YOUR INSTRUCTIONS:
Take from the data every line in which the word "legend" is found.

DATA FOR REVIEW:

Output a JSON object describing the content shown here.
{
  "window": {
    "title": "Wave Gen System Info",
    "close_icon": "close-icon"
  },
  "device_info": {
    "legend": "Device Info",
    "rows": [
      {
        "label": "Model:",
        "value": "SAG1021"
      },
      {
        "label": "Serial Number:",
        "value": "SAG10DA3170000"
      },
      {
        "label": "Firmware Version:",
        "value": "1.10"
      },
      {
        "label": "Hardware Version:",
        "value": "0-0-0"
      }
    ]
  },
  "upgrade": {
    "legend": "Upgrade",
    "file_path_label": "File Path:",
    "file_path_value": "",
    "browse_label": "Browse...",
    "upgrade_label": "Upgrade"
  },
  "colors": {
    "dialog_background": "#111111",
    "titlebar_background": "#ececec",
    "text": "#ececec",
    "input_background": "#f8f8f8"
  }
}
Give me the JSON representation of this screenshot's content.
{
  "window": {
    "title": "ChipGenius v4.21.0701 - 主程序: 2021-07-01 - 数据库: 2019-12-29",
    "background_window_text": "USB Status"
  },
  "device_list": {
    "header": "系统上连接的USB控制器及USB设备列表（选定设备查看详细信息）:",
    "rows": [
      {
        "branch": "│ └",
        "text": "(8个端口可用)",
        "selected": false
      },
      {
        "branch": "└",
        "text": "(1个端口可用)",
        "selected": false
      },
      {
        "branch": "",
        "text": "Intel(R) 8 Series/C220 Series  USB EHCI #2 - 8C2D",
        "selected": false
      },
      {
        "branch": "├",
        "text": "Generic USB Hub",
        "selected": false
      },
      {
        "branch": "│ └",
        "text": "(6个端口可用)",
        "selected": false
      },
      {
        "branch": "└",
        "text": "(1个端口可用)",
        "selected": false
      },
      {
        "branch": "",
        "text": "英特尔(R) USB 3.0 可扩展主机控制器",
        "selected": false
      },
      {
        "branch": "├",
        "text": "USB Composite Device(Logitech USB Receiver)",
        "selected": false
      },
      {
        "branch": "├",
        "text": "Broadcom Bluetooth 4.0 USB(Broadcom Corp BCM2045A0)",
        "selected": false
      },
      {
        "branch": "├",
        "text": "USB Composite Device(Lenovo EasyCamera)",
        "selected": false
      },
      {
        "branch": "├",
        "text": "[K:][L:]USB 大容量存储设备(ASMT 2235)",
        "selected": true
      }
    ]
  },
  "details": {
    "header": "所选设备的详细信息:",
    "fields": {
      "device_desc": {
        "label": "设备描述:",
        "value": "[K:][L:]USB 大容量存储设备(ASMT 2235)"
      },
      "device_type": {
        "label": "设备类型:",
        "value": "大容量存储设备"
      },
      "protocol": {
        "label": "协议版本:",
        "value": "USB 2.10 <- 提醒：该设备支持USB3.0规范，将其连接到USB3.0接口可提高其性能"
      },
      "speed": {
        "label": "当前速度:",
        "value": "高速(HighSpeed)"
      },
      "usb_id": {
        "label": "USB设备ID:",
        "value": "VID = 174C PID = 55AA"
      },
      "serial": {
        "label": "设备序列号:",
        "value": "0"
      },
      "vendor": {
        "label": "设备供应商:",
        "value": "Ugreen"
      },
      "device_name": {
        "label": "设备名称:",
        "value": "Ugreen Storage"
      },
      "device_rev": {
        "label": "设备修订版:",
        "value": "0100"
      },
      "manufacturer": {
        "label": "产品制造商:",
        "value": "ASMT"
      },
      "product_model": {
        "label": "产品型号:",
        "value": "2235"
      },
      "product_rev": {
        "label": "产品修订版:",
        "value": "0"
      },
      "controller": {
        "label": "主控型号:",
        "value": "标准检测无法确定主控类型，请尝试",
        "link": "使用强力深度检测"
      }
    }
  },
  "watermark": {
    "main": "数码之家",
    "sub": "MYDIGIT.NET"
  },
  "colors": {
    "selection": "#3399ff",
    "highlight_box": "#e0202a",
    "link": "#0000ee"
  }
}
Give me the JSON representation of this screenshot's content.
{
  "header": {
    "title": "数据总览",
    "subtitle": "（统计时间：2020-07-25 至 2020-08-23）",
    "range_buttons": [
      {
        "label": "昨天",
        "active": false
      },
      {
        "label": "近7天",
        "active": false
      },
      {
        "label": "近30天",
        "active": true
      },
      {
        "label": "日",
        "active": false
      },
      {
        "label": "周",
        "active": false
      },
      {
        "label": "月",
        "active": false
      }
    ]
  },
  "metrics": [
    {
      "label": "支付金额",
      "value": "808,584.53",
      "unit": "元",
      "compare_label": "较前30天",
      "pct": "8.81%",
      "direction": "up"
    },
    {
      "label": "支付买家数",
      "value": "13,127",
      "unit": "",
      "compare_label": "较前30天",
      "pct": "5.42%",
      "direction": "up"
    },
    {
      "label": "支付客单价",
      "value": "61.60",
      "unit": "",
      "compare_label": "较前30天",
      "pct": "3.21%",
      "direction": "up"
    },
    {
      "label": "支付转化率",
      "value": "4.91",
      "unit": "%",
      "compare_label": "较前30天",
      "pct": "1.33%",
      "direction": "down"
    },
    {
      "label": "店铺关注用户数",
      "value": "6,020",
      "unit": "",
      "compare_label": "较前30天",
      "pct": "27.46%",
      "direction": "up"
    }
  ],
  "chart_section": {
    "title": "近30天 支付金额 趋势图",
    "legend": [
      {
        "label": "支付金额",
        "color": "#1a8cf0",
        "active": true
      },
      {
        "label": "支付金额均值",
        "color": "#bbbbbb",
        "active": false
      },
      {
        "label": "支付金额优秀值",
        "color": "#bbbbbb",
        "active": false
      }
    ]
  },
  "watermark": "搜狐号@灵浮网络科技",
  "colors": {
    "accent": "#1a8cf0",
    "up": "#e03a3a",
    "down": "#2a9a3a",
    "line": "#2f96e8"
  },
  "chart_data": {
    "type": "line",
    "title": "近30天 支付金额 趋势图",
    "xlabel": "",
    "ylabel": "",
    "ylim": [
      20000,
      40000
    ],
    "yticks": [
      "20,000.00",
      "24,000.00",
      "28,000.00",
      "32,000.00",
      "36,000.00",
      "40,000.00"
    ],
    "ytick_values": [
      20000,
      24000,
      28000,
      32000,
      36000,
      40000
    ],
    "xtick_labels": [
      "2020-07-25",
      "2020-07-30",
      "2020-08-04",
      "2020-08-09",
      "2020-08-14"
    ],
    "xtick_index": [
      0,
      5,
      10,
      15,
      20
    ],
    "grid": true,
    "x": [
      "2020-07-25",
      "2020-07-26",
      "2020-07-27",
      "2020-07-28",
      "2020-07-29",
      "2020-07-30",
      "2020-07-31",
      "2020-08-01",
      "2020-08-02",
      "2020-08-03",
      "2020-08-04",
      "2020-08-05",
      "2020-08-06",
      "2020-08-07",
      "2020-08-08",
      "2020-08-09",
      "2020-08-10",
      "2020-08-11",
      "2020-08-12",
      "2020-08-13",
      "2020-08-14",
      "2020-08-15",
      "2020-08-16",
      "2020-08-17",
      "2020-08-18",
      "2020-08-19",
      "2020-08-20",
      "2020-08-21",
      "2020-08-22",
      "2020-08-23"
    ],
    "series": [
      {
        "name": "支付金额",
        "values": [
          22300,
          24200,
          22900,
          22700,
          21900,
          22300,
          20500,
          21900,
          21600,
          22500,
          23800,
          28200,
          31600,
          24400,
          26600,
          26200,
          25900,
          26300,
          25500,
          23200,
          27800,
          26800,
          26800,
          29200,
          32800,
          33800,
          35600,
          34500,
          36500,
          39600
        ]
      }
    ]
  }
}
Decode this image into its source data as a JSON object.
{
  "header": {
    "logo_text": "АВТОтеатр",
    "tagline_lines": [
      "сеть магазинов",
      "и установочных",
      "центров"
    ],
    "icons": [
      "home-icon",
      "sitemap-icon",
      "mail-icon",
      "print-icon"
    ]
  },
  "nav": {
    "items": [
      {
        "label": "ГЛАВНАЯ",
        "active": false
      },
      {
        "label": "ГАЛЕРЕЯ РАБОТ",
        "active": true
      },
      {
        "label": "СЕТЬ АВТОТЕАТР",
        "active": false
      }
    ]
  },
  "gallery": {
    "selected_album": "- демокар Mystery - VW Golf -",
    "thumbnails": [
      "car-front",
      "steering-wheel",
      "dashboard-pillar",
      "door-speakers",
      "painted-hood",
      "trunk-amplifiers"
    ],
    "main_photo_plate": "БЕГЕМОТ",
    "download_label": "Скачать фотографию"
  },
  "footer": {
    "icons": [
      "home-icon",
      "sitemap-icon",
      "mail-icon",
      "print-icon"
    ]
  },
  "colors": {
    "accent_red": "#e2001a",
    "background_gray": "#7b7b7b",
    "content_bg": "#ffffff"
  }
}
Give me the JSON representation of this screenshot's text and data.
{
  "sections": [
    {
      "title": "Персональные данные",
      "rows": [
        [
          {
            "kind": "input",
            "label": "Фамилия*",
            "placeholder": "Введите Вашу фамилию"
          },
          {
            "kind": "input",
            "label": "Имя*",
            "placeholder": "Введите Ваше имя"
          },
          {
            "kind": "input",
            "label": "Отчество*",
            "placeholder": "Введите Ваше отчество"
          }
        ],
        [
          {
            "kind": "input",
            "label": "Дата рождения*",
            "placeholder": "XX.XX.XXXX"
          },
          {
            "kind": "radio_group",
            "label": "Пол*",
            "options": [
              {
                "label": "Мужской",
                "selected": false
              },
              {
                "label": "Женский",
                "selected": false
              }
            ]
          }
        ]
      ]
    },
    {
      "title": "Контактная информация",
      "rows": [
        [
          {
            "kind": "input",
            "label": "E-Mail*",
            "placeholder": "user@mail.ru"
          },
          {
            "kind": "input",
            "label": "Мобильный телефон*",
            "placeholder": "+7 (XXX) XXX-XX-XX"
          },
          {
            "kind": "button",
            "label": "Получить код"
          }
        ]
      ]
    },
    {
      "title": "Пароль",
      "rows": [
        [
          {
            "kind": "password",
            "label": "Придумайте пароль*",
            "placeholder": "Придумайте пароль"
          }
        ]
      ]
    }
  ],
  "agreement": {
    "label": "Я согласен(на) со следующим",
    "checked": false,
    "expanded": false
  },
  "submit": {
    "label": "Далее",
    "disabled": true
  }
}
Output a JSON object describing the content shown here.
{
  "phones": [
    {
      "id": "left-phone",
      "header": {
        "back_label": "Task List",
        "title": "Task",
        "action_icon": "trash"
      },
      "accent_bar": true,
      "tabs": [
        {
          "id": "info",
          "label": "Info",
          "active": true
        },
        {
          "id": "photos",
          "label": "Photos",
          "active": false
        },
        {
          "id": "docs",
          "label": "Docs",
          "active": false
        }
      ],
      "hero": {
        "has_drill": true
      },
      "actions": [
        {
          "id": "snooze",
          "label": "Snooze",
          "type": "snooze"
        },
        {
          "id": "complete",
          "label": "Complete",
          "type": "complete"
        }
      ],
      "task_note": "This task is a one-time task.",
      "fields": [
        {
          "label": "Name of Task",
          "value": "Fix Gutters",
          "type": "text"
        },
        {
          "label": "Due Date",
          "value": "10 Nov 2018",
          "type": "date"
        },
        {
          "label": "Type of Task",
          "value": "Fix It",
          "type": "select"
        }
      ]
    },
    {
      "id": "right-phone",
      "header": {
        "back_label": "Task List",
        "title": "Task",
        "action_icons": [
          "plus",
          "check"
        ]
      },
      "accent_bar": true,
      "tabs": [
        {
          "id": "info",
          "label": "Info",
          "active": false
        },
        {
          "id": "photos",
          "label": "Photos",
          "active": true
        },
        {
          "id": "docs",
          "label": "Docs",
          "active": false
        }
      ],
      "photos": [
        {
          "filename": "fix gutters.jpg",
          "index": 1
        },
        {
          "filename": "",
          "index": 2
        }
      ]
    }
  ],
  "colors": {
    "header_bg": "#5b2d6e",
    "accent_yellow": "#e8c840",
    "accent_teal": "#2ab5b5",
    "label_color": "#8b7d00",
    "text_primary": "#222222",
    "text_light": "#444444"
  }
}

OUTPUT FOR THIS EXERCISE:
    "legend": "Device Info",
    "legend": "Upgrade",
    "legend": [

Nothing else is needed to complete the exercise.